● **WHAT IS NEEDED**
Lines before the one holding "Give me the" are not wanted. Please copy that line and everything after it to the end of the records, exactly, skipping pictures.

● **SOURCE MATERIAL**
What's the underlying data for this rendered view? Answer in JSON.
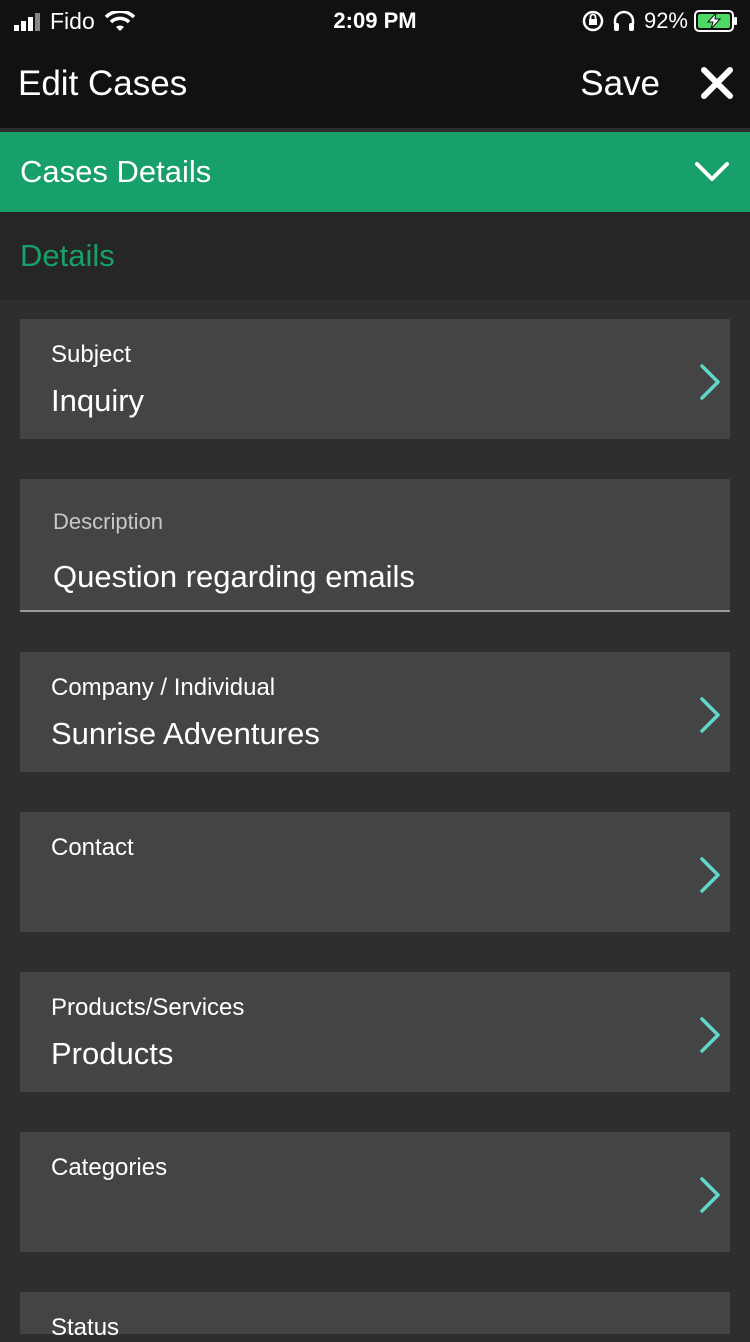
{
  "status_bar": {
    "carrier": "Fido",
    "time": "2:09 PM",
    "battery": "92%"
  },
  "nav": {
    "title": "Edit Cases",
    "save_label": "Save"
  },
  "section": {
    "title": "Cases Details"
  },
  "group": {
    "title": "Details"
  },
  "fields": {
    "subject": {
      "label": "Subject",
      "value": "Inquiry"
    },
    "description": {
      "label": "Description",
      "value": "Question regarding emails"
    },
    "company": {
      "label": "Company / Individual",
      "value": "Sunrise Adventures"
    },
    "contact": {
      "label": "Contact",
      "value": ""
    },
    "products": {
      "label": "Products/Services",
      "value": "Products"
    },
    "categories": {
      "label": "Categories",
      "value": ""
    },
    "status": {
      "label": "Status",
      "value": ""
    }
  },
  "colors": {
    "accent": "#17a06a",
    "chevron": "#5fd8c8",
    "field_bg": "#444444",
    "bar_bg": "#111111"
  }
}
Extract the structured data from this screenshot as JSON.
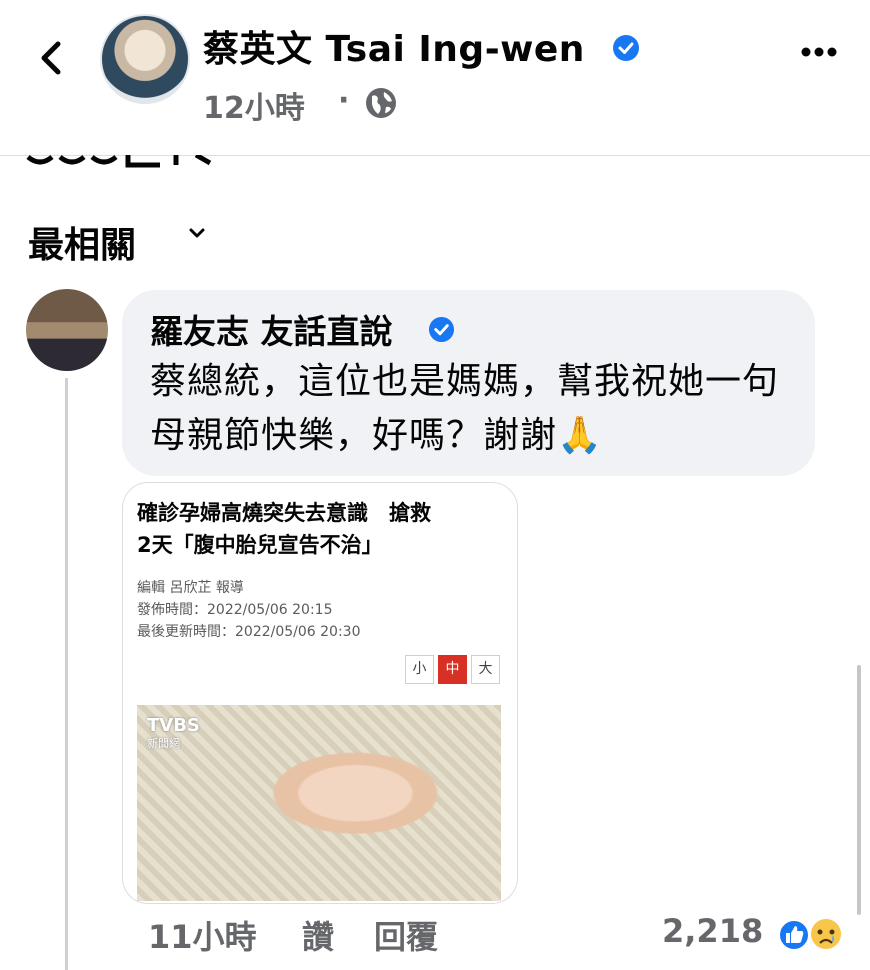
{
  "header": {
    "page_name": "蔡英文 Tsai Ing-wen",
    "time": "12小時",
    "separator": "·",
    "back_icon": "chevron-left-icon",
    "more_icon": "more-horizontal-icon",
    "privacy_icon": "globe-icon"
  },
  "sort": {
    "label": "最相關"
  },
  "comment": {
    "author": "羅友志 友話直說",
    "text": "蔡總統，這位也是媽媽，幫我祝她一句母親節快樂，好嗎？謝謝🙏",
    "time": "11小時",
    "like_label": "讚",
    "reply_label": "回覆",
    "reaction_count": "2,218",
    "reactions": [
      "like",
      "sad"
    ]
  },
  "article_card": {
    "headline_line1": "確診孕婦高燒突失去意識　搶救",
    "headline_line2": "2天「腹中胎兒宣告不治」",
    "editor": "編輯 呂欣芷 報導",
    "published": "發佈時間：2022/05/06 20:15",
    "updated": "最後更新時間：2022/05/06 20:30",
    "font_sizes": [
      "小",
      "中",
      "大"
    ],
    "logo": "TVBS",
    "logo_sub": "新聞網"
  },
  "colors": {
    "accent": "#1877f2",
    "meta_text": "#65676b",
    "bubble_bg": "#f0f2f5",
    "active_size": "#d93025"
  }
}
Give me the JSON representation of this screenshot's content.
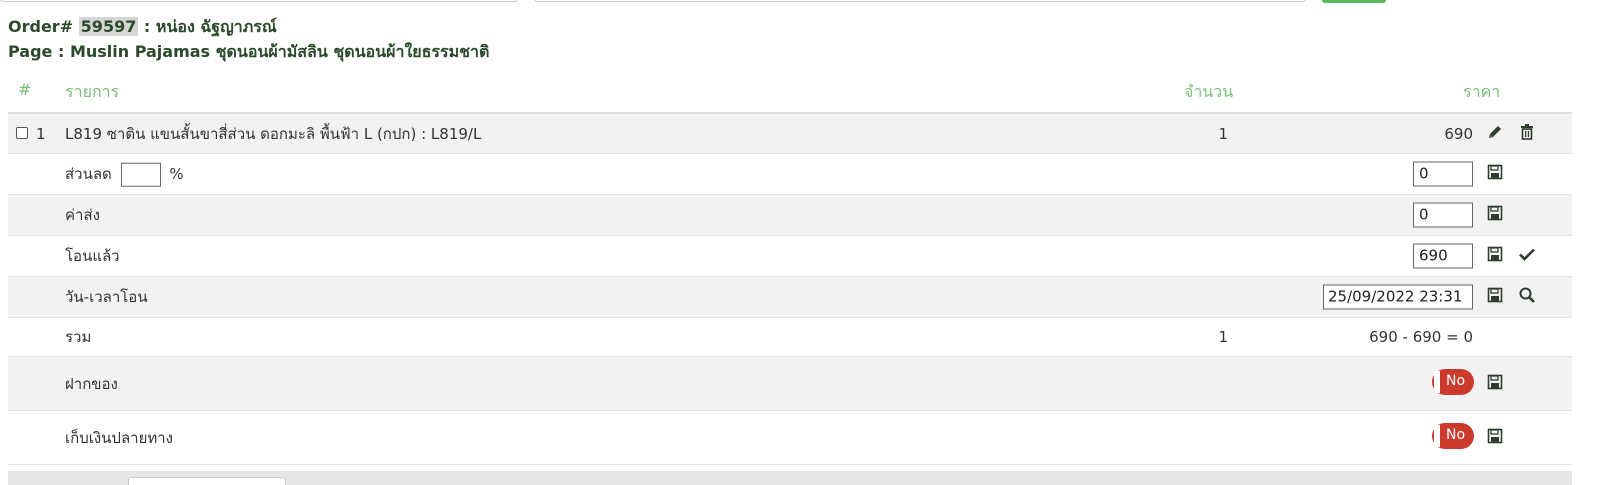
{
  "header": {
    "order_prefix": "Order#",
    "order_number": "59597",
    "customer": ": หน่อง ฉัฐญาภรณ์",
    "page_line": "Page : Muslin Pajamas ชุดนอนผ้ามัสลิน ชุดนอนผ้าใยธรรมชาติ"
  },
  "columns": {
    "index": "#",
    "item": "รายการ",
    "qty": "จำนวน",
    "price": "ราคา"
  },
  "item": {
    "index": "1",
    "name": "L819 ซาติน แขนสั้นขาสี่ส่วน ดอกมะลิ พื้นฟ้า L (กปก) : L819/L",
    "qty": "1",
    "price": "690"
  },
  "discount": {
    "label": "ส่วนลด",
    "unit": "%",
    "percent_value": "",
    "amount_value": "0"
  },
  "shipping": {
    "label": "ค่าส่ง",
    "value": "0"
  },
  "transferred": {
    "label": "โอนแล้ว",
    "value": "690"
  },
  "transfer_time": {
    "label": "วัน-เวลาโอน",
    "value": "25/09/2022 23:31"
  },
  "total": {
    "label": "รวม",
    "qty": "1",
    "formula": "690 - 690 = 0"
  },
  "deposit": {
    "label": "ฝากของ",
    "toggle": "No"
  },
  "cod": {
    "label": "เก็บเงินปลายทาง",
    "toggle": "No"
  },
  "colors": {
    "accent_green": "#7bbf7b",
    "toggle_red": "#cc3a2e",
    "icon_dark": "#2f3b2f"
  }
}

● **YOUR SOLUTION**
Give me the JSON representation of this screenshot's content.
{
  "header": {
    "order_prefix": "Order#",
    "order_number": "59597",
    "customer": ": หน่อง ฉัฐญาภรณ์",
    "page_line": "Page : Muslin Pajamas ชุดนอนผ้ามัสลิน ชุดนอนผ้าใยธรรมชาติ"
  },
  "columns": {
    "index": "#",
    "item": "รายการ",
    "qty": "จำนวน",
    "price": "ราคา"
  },
  "item": {
    "index": "1",
    "name": "L819 ซาติน แขนสั้นขาสี่ส่วน ดอกมะลิ พื้นฟ้า L (กปก) : L819/L",
    "qty": "1",
    "price": "690"
  },
  "discount": {
    "label": "ส่วนลด",
    "unit": "%",
    "percent_value": "",
    "amount_value": "0"
  },
  "shipping": {
    "label": "ค่าส่ง",
    "value": "0"
  },
  "transferred": {
    "label": "โอนแล้ว",
    "value": "690"
  },
  "transfer_time": {
    "label": "วัน-เวลาโอน",
    "value": "25/09/2022 23:31"
  },
  "total": {
    "label": "รวม",
    "qty": "1",
    "formula": "690 - 690 = 0"
  },
  "deposit": {
    "label": "ฝากของ",
    "toggle": "No"
  },
  "cod": {
    "label": "เก็บเงินปลายทาง",
    "toggle": "No"
  },
  "colors": {
    "accent_green": "#7bbf7b",
    "toggle_red": "#cc3a2e",
    "icon_dark": "#2f3b2f"
  }
}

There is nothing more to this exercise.